Marina Tsvetaev is the author of Povest’ o Sonechke (“The Tale about Sonya,” 1937). Sonechka’s surname is Golidey (Holiday in Russian spelling). In VN’s novel Podvig (“Glory,” 1932) Archibald Moon (at Cambridge, Martin’s Professor of Russian who is addicted to urningism) mentions Goloday, an island in St. Petersburg, and explains that its name comes not from golod (hunger), but from Holiday (an Englishman who built a factory there). Sonechka is a diminutive of Sofia (in Podvig, the name of Martin’s mother is Sofia Dmitrievna; Martin is hopelessly in love with Sonya Zilanov). Sybil Shade’s “real” name seems to be Sofia Botkin (born Sofia Lastochkin). In Timon of Athens, Shakespeare’s play from which Shade borrows the title of his poem, the moon snatches her pale fire from the sun. In the second epigraph to “Poets with History and Poets without History” solntse (the sun) is mentioned:

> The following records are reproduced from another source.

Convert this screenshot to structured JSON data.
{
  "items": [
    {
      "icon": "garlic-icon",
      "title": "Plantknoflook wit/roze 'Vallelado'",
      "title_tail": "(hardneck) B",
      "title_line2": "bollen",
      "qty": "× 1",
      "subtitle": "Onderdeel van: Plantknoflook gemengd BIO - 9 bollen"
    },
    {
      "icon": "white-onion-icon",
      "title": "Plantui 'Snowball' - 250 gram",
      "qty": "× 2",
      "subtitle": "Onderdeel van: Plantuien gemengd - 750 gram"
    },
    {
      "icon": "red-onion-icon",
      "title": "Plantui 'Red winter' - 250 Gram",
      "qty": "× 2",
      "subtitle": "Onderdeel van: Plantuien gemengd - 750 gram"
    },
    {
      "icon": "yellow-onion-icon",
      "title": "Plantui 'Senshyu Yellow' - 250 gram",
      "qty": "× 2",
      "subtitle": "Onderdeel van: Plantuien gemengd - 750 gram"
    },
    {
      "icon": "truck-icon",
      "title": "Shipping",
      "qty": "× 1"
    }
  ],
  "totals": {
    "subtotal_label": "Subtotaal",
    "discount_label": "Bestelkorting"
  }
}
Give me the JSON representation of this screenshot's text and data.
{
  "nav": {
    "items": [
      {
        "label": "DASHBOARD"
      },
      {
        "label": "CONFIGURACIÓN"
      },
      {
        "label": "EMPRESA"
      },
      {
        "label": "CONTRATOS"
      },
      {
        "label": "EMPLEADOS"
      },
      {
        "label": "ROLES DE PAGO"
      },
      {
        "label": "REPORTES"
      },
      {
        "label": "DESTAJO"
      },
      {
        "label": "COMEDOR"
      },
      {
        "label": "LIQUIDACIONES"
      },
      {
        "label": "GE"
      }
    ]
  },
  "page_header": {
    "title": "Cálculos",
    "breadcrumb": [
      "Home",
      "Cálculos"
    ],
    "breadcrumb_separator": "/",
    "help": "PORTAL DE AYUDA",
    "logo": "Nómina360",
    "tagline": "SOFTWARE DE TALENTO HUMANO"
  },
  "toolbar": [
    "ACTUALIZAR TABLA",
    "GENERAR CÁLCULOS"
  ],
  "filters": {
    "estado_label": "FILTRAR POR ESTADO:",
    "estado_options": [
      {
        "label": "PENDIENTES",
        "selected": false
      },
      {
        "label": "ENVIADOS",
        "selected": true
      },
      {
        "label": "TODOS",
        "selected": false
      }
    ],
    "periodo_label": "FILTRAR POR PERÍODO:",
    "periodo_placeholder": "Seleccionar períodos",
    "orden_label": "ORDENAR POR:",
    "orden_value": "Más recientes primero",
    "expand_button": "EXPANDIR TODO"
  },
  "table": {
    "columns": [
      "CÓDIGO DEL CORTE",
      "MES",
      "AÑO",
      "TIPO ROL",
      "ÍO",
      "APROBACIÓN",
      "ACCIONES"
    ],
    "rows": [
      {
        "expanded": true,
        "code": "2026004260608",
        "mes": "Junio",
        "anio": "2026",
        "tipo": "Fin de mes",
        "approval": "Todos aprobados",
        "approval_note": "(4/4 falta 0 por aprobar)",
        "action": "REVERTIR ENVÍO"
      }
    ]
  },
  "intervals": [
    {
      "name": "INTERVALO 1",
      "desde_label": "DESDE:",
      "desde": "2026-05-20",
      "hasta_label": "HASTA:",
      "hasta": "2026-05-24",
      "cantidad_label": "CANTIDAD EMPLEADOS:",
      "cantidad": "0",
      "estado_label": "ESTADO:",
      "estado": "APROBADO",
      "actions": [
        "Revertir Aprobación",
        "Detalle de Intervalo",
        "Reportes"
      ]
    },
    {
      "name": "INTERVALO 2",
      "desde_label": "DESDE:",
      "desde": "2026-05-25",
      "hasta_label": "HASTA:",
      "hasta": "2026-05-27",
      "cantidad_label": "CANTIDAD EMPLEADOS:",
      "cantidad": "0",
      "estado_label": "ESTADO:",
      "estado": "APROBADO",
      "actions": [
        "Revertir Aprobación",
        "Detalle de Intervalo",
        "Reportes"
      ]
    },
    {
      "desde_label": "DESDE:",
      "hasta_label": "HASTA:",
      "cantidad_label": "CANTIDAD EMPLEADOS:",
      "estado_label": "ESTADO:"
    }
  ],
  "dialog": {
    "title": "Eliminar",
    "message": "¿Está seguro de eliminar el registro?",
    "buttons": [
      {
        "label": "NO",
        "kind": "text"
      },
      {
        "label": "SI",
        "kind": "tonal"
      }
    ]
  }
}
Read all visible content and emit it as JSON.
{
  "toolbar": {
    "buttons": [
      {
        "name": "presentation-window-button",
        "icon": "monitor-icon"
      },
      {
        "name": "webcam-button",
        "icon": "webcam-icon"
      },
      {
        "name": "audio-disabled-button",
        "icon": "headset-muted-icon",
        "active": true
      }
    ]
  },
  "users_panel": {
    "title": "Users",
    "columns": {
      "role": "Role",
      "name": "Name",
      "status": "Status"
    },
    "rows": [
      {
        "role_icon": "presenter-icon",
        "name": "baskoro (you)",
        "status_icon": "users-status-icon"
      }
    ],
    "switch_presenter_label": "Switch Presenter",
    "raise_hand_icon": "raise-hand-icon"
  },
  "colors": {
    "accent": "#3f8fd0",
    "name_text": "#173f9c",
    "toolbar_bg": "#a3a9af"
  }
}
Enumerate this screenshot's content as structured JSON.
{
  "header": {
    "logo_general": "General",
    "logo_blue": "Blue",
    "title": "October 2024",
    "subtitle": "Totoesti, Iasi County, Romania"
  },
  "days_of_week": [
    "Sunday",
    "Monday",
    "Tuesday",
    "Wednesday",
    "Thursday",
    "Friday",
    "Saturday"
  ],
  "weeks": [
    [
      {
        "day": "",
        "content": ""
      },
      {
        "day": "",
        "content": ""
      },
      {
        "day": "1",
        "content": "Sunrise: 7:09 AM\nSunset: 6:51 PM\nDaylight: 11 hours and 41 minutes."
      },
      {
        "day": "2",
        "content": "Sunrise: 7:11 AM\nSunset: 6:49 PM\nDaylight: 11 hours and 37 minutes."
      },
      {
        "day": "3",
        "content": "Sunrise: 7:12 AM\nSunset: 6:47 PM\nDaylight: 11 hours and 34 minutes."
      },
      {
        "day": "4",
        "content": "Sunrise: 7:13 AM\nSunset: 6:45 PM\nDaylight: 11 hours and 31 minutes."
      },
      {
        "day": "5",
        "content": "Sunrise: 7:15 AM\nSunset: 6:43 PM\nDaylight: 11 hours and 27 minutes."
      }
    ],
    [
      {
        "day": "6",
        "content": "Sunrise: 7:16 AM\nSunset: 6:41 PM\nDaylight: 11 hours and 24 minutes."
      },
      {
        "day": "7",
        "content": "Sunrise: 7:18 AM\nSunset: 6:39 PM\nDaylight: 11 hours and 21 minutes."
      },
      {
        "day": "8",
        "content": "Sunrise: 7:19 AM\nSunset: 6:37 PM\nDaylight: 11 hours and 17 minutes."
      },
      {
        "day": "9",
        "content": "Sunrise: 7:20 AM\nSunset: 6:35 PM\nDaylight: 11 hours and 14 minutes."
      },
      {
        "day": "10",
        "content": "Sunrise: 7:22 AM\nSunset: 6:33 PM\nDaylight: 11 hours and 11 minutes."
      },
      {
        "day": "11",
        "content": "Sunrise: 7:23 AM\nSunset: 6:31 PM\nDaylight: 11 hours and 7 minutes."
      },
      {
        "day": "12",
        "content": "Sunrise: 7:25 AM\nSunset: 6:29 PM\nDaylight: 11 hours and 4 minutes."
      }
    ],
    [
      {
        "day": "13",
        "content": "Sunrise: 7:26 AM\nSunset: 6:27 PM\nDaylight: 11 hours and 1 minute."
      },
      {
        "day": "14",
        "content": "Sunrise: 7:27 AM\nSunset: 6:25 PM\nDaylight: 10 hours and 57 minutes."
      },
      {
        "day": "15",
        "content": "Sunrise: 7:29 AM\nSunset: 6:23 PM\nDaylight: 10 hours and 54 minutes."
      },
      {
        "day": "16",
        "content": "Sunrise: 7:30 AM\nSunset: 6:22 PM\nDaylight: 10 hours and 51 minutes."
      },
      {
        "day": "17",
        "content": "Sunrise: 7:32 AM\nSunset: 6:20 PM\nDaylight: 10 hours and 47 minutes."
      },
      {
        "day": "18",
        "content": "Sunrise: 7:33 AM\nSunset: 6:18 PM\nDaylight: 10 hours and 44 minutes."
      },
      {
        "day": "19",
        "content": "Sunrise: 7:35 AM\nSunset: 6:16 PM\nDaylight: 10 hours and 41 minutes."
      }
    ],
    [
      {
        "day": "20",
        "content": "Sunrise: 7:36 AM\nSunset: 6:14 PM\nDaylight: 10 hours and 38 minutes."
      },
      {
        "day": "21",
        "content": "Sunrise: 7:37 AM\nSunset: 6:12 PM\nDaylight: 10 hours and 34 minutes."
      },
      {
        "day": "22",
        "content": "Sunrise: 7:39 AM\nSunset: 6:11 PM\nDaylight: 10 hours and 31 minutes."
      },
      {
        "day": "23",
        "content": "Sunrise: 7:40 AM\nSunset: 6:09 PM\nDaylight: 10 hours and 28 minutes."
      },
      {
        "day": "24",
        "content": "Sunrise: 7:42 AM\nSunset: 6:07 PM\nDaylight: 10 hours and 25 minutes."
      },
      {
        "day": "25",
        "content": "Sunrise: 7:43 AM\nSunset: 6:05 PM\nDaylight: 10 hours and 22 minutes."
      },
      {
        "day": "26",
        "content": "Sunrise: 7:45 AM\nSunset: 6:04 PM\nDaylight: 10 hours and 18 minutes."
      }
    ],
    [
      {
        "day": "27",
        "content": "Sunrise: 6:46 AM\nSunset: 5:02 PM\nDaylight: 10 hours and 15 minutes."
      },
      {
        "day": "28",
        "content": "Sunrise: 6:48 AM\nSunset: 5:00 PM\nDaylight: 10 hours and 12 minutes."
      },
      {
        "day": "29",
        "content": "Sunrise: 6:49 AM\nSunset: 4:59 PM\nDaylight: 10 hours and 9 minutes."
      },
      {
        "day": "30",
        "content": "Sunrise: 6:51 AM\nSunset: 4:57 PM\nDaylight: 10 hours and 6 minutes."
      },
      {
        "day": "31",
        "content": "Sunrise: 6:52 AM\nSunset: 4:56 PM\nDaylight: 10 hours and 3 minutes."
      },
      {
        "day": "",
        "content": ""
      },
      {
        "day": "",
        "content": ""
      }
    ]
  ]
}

Восходит солнце, и заходит солнце,
и спешит к месту своему, где оно восходит.
Идёт ветер к югу, и переходит к северу,
и кружится, кружится на ходу своём,
и возвращается ветер на круги свои.
The sun rises and the sun goes down,
and hurries to the place where it rises.
The wind blows to the south, and goes around to the north;
round and round goes the wind,
and on its circuits the wind returns.
*Here is the German original:
Ja! diesem Sinne bin ich ganz ergeben,
Das ist der Weisheit letzter Schluß:
Nur der verdient sich Freiheit wie das Leben,
Der täglich sie erobern muß.